* **Problem**
In the entries below, count the lines that contain the word "structured" and give only that number.

* **Stored data**
=== Begin Enclosure ===
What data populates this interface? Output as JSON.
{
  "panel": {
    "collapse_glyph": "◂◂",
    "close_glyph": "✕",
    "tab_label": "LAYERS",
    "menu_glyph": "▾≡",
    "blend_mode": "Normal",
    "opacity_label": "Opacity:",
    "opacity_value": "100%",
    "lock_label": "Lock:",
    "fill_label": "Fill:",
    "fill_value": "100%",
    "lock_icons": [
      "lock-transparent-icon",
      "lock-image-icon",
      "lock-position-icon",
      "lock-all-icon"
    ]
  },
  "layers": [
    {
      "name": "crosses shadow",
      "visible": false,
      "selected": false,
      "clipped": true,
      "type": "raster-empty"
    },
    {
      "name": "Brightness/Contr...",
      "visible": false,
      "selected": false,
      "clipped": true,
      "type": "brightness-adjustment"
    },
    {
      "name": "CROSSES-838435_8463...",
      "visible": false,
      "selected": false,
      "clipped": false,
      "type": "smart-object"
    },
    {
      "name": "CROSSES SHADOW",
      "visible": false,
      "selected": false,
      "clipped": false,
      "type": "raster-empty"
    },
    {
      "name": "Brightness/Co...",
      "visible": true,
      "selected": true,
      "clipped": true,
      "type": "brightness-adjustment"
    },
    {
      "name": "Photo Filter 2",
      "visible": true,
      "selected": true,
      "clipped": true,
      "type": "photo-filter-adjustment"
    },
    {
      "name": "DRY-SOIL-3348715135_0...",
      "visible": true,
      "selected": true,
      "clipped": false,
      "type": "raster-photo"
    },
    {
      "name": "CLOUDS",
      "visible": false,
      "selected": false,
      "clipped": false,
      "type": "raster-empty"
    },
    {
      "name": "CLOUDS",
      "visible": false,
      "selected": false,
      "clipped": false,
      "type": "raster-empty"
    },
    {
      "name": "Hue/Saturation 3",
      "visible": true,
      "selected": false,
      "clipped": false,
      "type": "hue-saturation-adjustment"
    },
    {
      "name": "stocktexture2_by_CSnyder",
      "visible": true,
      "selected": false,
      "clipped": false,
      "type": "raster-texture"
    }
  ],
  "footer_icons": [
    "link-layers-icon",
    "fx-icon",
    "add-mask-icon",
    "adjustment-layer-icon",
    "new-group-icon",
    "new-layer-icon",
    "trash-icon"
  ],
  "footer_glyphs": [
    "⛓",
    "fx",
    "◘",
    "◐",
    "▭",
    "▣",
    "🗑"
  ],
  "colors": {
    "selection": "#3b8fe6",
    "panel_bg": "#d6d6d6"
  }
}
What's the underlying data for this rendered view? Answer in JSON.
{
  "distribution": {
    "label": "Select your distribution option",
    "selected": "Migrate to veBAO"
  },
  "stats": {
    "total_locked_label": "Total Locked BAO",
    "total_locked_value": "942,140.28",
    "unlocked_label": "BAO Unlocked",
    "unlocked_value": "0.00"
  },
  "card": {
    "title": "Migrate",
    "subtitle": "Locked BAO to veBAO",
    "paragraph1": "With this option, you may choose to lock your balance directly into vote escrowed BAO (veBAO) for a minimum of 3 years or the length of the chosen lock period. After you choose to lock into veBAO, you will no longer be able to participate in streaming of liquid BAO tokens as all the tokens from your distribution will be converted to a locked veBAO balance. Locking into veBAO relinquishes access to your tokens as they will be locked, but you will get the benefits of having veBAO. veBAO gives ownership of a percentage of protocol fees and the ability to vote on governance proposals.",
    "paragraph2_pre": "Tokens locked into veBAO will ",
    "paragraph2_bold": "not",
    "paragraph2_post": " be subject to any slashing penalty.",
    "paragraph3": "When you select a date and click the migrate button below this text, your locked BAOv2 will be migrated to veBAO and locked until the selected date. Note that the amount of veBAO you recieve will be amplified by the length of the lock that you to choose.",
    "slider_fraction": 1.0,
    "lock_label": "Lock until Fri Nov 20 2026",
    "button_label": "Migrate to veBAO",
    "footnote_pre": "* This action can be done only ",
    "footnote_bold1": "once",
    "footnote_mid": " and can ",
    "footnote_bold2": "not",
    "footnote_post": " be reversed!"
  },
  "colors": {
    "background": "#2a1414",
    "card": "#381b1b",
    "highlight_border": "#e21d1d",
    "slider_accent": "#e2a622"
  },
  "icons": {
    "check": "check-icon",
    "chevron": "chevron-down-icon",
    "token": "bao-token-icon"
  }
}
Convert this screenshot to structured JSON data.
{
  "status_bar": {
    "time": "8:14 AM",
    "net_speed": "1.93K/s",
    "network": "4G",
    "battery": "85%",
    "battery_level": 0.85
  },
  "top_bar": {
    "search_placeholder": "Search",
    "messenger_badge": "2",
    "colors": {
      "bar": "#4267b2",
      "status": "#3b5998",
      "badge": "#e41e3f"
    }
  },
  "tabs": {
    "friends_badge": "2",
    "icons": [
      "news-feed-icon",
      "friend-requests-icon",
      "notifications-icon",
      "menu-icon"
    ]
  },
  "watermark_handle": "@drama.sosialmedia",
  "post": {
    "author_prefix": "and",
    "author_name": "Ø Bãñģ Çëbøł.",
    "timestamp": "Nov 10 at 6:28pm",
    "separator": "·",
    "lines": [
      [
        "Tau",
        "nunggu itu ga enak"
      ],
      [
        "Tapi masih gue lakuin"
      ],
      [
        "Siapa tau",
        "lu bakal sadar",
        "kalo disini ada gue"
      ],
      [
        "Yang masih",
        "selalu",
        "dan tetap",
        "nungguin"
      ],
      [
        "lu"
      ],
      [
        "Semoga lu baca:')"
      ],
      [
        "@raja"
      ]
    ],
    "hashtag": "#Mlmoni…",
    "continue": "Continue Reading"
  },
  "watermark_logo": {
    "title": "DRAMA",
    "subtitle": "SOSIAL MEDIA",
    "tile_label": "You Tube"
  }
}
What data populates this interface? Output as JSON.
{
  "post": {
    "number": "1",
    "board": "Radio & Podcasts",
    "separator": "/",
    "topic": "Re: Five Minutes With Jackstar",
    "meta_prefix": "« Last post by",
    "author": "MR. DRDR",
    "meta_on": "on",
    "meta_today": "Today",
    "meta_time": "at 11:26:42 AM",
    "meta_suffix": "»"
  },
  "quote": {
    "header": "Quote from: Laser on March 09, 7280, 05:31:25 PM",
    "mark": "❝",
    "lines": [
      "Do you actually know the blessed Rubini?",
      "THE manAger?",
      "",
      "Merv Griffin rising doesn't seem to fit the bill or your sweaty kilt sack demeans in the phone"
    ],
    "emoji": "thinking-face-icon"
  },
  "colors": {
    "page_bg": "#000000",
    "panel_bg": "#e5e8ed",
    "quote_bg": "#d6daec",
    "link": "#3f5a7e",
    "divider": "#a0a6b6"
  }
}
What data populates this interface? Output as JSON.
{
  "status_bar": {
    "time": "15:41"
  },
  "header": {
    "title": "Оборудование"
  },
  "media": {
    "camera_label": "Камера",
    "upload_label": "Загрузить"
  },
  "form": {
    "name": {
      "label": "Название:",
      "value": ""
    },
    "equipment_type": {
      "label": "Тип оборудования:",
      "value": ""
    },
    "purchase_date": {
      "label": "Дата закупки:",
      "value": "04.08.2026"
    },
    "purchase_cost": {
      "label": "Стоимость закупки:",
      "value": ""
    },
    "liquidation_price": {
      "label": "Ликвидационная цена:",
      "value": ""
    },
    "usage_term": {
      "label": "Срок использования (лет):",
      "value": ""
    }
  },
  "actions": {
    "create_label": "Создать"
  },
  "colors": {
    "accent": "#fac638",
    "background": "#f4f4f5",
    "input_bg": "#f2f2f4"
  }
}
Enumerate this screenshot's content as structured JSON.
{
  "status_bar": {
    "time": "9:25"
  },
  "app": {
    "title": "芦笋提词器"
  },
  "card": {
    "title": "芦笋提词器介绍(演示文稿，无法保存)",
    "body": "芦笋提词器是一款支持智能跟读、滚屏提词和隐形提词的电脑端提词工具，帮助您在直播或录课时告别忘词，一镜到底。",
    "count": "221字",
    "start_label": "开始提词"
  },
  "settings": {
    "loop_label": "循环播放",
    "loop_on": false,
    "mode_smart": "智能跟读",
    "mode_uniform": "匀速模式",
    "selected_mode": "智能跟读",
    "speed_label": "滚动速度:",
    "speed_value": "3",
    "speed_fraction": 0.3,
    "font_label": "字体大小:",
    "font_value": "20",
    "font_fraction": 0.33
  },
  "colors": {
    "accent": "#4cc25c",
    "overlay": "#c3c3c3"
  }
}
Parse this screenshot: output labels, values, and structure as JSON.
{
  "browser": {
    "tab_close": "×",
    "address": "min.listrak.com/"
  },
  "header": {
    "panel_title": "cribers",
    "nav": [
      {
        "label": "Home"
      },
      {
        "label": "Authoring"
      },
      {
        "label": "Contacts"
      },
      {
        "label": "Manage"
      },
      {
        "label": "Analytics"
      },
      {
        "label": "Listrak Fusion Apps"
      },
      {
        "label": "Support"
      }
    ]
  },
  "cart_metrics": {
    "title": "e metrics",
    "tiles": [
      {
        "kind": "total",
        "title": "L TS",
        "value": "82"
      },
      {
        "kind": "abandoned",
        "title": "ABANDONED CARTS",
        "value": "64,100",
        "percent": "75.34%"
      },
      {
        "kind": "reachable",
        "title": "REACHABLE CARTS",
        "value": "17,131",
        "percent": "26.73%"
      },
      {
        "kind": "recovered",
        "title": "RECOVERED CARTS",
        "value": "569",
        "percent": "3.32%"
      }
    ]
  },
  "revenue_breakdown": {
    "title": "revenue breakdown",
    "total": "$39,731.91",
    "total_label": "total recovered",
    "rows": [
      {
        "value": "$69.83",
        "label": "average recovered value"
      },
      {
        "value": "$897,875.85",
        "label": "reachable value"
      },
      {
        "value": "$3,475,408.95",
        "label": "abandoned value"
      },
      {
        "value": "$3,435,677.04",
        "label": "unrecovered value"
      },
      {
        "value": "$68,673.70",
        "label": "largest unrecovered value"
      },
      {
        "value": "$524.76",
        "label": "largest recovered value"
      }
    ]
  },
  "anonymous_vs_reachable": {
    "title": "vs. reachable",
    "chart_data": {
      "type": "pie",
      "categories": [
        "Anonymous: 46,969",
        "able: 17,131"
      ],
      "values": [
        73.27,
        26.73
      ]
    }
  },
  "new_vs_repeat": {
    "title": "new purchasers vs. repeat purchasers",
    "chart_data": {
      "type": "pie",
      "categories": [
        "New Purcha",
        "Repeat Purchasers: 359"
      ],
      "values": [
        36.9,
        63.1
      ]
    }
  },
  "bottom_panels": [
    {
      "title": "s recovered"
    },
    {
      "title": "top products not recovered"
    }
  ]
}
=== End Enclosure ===
* **Problem solution**
2